The surface temperature of a metal roof can be very high in hot climates, but not as high as shingles. While unpainted metal can reach 145 degrees in summer, black asphalt shingles can reach 168 degrees. Metal roofs coated with heat-reflective paint can feel up to 42% colder than unpainted metal roofs. No, metal roofs are no hotter than dark tile roofs made of asphalt or other standard materials, such as slate, for example.
Although it may seem counterintuitive, metal roofs work well in hot climates. In fact, they keep the house much colder than asphalt shingles, which could reduce maximum cooling demand by 10 to 15%. Metal reflects sunlight and keeps you cooler inside, while asphalt shingles, especially black ones, absorb heat from the sun, making the house much warmer. New, white or light-colored metal roofs with proper ventilation are better than old metal roofs, and special sealants can further cool the material.

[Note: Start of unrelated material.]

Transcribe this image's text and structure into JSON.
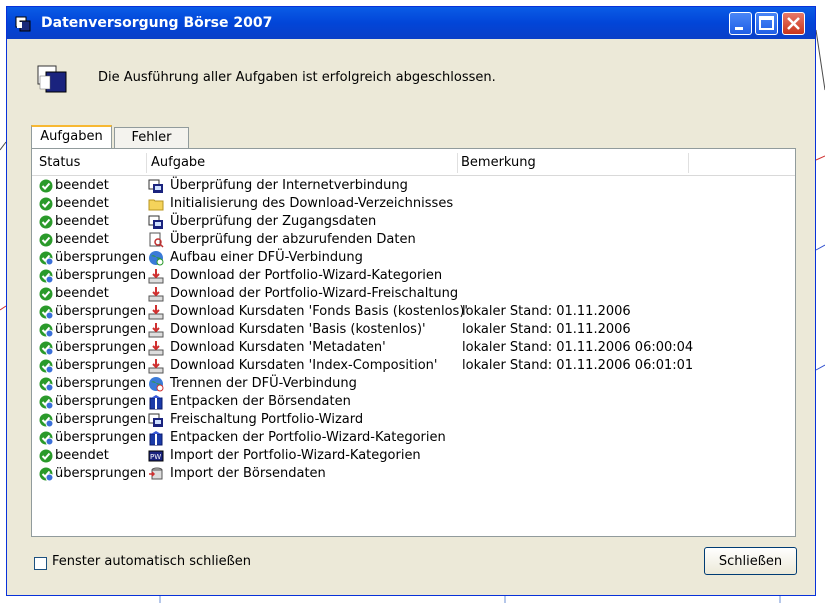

In the United States, when working as a roofer, mainly with asphalt, one of the most common questions homeowners asked was: which is better? The answer depends on your priorities. Asphalt shingles are undoubtedly affordable and easy to install. Metal roofs are more expensive and require specialized knowledge for installation. Asphalt shingles have come a long way in terms of appearance and can be manufactured to look like wooden slats, shingles, and even slate roofs.
The constant thermal cycle wears out asphalt shingles and reduces their useful life. Because asphalt is absorbent, water can enter, freeze and dry, causing its structure to break. In addition, they are designed and installed with fixing clips or slotted screw holes that allow the thermal movement of metal with changes in temperature without breaking over time, according to the president of Classic Metal Roofing Systems, Todd E. This means that, in any climate, metal roofs have an average lifespan of 50 to 70 years, compared to 20 to 25 years for asphalt shingles.
In the case of asphalt shingles, most of the maintenance consists of penetrating the roof, where adhesives, metal gaskets and sealants are used. These sealants deteriorate over time and must therefore be replaced. And rubber pipe boots (the joint plugs for plumbing pipes that run through the ceiling) are also prone to breakage and need to be repaired or replaced. While asphalt shingles can withstand fire, metal roofs offer the best strength.
And while it's commonly believed that hail can easily dent a metal roof, that's a myth. Metal roofs are more efficient at handling the common impacts of hail than asphalt shingles. Metal roofs often are, especially if they're made of aluminum, which has a high scrap value. However, the process of separating and recycling asphalt shingles is much more expensive and is not yet common practice.
Unfortunately, 11 million tons of asphalt shingles reach landfills every year. Unlike asphalt shingles, metal roofs are usually made of some recycled material. The coating underneath the asphalt shingles consistently followed the surface temperature, dropping to 15 degrees below the outside temperature. However, the temperature in the airspace below the metal roof never fell below outside temperatures.
Therefore, while the surface temperatures of both metal and shingles were maintained side by side, the airspace below the metal roof was up to 20 degrees warmer than the airspace below the asphalt shingles. One of the reasons why many homeowners don't take advantage of the energy savings and durability of metal roofs is largely due to the cost of installation. Lower cooling costs are just one of the benefits of choosing to invest in a quality metal roof over shingles and other old materials. In addition, according to the EPA, the summer savings of a metal roof considered a cold roof are so significant in some regions that annual energy expenditure will continue to be lower overall with a metal roof, even if a little more heating is required.
One reason why so few American homes use metal roofs is because their initial cost is typically two to three times that of asphalt shingles. However, metal roofs are likely to compensate for their high price over time, especially in certain climates or in places where electricity is expensive. The Department of Energy asked the Oak Ridge National Laboratory to conduct a study on “The trade-off between solar reflectance and ventilation above metal roofing coating in residential and commercial buildings”. If your metal roof is located directly above an uncontrolled temperature room such as an attic insulation and ventilation will be a very important step in ensuring that heat doesn't build up in an enclosed space.
Metal roofs survive the elements well and remain intact when faced with strong winds hail and lightning; they are more likely to withstand extreme conditions such as hurricanes. Metal roofs are a more difficult material to install correctly leading to a higher price because they help better insulate and regulate temperature inside your home your HVAC doesn't need to invest as much energy in heating and cooling. A metal roof made of copper or steel will survive well for example but an aluminum one will eventually melt Metal roofs offer amazing energy savings largely due to their type of material but also because of their variety of finishes Asphalt shingles perform best in temperate climates while metal roofs can perform well in extreme hot or cold wet or dry conditions but cost more up front.